It must have been quite a challenge on the streets of Miami, too, as even a cautious drive around the proverbial Amsterdam block, coaxing a brief roar from the hoarse 12-cylinder engine, puts us to the test. Although a modern hot hatch would be unfazed by the 5.3 seconds it takes the Testarossa to reach 100 km/h, the experience is sensational. The Ferrari vibrates, shakes, and roars; I can feel the car in every part of my body. It’s like taming a wild animal.
Speaking of sensational: When Sandro Zani fires up the two Vulcanos, you’re in for a very loud treat. The eight double-barrel Webers hungrily suck in air and gasoline, and when the two throttles—one for each engine—are pushed a little further forward, even the concrete bunkers of Fort Kudelstaart, located alongside the marina, begin to shake on their foundations.
Zani keeps a close eye on his Riva’s instrumentation. The cluster of clocks, displaying many design similarities with the car, was clearly inspired by the Testarossa as well. Once the engines are at operating temperature, we release the mooring lines and calmly head out of the marina and onto the lakes. But just like its four-wheeled equivalent, this one’s feisty.
“It wants more than a relaxing cruise,” says Zani, smirking. “I’ve had to adjust the idle speed. It would’ve been too fast even before pushing the throttle. And like a Testarossa, it’s not as maneuverable at lower speeds.”
Once on the lakes, we slowly but surely push the throttle forward. Zani plays with the levers that operate two flaps under the water surface, noting, “It’ll take us a while to get up to speed, but once we start planing, you’re in for the ride of your life.”
He isn’t kidding. I can feel the bow rise out the water, after which the Riva starts gliding over the water’s surface like a smooth, skimming stone. The boat’s acceleration increases aggressively as we approach 80 km/h, accompanied by a deafening roar from the 16-strong choir in the stern. It literally makes my hair stand on end—what a feeling!

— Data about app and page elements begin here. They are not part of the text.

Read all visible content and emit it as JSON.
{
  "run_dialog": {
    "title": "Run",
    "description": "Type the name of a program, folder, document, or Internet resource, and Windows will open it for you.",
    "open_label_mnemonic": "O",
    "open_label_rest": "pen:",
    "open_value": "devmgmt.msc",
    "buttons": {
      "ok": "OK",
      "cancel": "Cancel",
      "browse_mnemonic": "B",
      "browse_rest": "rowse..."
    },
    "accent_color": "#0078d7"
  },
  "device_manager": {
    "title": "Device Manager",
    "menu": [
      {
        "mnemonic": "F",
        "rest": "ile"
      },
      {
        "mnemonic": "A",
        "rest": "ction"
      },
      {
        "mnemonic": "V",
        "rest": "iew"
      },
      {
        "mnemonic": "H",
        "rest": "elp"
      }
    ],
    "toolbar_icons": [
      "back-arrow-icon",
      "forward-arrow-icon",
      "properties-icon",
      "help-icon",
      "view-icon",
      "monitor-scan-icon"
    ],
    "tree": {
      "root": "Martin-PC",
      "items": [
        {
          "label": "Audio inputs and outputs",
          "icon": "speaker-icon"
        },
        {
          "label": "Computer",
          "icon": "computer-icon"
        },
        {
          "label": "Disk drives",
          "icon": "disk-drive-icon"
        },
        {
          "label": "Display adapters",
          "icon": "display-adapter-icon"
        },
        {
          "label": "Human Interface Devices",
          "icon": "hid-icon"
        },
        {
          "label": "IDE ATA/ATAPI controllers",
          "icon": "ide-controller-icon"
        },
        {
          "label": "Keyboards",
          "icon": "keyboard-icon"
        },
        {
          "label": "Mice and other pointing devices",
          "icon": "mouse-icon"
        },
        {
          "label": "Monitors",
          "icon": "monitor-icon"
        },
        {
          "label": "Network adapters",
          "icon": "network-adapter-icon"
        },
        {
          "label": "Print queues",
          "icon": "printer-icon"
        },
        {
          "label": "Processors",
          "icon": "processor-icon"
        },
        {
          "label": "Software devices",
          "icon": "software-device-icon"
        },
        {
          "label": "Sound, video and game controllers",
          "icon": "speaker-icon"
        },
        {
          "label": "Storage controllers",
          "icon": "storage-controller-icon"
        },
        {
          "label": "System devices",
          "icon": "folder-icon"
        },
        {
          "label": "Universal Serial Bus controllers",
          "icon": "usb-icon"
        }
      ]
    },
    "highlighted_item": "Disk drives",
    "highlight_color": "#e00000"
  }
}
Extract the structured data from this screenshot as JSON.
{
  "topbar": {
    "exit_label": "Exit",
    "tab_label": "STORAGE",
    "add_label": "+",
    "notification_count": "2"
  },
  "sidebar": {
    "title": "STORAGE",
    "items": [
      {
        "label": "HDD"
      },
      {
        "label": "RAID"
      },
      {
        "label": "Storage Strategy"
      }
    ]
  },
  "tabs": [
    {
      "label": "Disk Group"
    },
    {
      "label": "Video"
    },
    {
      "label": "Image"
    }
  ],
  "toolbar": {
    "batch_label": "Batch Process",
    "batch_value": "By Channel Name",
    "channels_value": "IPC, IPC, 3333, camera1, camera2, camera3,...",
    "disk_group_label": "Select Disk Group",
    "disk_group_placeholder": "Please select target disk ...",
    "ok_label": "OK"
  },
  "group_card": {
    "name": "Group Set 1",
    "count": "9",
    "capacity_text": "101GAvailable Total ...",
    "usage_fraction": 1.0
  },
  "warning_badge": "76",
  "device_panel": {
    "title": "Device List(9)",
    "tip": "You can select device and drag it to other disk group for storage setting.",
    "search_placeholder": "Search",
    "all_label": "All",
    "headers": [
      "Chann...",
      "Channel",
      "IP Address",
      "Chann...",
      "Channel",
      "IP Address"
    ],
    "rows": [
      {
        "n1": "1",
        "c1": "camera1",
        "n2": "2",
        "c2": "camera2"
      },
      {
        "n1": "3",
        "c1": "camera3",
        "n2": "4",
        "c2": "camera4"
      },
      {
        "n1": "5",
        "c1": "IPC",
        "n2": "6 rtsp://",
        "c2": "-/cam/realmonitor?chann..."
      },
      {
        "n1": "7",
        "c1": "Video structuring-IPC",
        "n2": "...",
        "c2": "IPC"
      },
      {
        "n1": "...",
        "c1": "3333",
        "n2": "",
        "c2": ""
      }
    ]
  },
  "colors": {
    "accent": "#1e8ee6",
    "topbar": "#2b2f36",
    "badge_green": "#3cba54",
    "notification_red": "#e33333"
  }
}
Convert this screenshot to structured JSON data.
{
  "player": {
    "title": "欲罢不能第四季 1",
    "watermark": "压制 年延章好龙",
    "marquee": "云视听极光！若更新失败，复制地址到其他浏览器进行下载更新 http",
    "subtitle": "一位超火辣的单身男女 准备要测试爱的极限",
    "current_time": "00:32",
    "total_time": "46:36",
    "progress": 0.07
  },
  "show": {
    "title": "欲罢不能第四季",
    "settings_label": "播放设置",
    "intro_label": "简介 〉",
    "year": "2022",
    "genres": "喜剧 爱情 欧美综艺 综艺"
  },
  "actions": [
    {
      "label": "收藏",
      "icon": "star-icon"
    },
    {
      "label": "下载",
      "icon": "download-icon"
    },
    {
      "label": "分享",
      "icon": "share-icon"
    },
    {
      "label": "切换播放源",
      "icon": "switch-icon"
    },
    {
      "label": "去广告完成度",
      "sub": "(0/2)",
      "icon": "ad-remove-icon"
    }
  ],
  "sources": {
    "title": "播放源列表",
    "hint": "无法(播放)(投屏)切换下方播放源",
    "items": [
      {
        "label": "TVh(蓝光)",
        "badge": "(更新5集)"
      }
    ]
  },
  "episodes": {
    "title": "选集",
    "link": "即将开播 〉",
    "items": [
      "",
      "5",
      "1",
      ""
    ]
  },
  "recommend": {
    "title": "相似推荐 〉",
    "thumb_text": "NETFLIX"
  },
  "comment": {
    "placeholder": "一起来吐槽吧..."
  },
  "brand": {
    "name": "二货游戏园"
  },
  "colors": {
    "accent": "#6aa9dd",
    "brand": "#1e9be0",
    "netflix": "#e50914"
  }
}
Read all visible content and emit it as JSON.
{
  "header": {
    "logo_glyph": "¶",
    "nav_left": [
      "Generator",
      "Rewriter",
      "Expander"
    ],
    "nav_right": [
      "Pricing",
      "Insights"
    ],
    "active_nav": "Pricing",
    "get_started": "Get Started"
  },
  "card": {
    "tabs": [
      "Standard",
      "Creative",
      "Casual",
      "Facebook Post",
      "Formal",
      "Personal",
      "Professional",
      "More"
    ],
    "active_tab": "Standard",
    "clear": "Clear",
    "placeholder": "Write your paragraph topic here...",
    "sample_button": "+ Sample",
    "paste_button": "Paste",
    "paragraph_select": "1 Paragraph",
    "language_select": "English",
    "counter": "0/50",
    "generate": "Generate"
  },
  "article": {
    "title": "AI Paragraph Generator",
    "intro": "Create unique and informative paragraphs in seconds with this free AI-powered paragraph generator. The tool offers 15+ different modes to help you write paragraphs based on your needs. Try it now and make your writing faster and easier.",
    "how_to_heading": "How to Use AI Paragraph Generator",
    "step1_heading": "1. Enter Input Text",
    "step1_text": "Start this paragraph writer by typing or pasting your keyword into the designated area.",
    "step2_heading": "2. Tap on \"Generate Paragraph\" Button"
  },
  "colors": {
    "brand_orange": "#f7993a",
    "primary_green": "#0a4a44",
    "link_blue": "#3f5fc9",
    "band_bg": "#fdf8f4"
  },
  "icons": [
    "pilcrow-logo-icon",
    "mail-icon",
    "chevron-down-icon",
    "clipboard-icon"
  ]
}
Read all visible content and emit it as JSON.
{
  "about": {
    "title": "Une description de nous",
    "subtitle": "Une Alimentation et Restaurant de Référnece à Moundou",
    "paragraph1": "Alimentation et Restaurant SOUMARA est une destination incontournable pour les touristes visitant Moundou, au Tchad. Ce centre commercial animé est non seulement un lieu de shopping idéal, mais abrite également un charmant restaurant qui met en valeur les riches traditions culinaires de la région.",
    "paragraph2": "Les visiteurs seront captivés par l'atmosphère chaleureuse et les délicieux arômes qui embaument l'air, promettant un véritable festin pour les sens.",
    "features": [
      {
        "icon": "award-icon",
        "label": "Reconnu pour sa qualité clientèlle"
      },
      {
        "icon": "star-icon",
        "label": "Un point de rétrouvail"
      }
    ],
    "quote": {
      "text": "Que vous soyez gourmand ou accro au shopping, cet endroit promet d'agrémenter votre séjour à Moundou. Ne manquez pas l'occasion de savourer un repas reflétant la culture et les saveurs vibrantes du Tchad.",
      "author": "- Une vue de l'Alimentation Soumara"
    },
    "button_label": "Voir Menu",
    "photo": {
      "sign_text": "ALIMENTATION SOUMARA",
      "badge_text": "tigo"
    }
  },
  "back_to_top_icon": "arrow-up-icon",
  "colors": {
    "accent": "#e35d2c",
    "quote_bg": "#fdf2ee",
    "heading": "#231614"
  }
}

Unfortunately for the neighbors, the whole spectacle causes quite a din, and a patrol boat on the other side of the lake quickly makes its way over to us. The police let us off the hook after explaining that we’re not allowed to go faster than 12 knots (22 km/h). Still, it was an amazing experience to feel like Crockett and Tubbs for even a few minutes. Put Hammer’s theme tune on and let the credits roll.